◆ Exercise aim:
Below are records; copy every line in them that holds the word "items".

◆ Excerpted data:
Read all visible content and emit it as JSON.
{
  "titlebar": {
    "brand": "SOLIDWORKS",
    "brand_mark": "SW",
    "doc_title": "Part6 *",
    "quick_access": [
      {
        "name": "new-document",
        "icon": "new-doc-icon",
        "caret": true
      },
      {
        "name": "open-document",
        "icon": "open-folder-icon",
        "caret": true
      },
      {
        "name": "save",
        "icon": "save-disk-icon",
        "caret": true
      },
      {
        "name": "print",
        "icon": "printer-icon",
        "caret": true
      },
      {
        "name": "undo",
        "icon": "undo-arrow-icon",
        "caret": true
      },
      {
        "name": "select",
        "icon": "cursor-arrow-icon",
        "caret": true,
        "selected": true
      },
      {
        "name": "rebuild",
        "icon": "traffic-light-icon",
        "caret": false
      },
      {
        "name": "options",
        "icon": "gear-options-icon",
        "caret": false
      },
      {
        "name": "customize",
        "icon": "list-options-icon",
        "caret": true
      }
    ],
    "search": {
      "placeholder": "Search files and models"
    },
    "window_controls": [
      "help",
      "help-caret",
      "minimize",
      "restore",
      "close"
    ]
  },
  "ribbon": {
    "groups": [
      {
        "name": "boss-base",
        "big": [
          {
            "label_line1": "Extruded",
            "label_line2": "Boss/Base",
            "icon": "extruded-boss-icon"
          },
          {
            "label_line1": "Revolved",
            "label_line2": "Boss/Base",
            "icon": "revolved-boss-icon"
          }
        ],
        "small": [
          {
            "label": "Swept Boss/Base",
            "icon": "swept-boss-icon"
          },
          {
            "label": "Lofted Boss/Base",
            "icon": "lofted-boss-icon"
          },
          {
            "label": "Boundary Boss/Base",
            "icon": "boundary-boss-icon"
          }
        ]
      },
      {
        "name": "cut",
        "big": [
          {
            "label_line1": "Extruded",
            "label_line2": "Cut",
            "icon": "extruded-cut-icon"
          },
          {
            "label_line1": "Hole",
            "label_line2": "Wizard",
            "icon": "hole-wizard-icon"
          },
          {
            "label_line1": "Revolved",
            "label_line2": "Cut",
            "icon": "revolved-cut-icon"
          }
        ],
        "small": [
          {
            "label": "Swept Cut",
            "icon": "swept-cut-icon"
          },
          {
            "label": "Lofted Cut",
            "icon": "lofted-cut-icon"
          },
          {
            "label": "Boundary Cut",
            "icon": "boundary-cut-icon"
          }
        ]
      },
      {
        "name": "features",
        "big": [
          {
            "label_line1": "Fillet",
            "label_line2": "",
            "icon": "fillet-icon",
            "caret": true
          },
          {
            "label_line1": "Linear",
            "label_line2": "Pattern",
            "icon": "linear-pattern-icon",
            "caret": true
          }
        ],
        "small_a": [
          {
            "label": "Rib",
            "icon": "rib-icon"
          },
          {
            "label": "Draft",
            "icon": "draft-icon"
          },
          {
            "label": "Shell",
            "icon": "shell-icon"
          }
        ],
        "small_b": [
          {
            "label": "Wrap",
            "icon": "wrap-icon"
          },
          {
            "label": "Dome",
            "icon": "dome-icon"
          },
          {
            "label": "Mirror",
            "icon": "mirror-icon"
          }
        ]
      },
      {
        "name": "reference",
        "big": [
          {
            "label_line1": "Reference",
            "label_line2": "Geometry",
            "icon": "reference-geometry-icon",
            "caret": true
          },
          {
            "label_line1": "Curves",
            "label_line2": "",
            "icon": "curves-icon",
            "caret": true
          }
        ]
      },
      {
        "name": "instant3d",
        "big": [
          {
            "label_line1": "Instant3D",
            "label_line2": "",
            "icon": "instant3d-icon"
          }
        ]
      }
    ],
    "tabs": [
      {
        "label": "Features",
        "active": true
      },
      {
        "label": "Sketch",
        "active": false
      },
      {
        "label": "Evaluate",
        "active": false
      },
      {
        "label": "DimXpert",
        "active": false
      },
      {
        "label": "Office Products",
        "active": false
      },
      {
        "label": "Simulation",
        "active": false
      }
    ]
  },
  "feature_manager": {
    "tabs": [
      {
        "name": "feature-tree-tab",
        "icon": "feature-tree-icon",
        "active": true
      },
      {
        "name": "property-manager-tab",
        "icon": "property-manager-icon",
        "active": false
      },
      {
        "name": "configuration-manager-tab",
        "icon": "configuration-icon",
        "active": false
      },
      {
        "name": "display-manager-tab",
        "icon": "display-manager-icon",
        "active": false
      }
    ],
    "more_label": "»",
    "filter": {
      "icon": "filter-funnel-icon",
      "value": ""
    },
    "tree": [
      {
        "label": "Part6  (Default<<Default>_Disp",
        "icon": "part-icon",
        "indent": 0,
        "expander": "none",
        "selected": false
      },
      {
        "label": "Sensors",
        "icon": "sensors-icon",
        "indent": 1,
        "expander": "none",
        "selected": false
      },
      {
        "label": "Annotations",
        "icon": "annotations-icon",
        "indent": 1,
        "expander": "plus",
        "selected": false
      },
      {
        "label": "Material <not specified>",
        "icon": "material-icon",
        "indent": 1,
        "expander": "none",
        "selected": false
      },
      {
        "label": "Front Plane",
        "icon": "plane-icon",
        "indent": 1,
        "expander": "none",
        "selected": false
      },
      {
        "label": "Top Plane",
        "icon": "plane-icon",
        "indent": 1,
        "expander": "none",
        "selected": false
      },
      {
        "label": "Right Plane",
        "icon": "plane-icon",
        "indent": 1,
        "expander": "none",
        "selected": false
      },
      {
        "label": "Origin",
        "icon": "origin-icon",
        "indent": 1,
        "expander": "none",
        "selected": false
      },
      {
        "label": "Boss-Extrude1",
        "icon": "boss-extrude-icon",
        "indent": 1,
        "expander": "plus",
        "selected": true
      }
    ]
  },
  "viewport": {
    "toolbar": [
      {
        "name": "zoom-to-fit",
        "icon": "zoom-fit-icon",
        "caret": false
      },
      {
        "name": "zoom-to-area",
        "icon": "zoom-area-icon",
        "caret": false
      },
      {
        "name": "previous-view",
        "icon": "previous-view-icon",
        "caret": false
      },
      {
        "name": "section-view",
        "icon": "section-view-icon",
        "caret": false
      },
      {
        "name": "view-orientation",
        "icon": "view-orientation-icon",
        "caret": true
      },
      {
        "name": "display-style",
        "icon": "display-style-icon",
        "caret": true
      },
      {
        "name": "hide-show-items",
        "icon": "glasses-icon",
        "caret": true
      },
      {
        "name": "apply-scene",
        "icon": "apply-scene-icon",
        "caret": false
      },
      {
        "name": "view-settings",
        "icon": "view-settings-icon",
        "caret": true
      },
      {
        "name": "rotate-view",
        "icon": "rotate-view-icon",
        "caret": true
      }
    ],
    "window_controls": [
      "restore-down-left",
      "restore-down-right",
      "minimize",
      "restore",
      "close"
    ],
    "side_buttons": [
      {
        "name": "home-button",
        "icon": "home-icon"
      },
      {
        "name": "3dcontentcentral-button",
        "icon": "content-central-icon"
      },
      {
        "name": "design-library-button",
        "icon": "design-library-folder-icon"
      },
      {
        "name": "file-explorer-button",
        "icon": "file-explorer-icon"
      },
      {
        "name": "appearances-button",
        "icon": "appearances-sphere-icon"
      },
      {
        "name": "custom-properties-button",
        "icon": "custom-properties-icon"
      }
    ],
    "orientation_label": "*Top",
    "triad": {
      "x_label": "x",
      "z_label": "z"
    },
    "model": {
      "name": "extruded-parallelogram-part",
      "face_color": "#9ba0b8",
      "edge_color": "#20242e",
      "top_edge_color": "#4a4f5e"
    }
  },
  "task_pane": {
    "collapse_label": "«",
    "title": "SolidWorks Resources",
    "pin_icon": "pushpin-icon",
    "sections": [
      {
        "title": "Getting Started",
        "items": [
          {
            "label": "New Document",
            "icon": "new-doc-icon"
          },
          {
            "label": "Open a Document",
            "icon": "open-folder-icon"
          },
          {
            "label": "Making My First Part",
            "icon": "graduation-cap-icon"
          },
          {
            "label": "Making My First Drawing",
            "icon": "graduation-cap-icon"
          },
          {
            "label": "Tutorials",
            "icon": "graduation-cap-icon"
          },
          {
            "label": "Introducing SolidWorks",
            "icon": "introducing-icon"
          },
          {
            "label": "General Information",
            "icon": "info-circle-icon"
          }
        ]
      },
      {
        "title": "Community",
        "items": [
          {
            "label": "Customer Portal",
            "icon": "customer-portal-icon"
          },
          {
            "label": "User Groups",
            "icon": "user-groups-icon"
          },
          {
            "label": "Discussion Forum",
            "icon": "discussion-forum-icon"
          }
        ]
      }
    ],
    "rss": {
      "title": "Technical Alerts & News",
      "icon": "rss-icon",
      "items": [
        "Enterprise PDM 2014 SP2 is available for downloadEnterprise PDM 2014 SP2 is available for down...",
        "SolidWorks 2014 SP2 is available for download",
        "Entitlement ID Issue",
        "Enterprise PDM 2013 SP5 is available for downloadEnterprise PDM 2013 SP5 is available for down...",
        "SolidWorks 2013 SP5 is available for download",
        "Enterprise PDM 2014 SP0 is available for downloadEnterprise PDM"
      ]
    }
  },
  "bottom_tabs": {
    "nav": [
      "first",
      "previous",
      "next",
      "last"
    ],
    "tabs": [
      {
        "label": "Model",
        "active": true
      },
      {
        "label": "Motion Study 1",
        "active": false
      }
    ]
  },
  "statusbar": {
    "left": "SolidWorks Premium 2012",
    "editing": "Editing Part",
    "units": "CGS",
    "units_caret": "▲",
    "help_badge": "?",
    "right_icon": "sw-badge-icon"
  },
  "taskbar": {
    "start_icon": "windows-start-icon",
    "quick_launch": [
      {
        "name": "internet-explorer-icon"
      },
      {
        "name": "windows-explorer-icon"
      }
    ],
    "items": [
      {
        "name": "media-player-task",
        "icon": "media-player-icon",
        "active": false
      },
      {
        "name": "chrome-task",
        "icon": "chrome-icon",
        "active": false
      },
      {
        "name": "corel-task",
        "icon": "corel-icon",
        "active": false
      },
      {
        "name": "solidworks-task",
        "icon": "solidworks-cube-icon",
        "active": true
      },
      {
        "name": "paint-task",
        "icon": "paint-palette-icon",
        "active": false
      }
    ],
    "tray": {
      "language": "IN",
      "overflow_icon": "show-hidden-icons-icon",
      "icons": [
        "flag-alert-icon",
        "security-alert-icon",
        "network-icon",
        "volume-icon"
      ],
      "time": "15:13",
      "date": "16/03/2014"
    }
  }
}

◆ Result below:
        "name": "hide-show-items",
        "items": [
        "items": [
      "items": [
    "items": [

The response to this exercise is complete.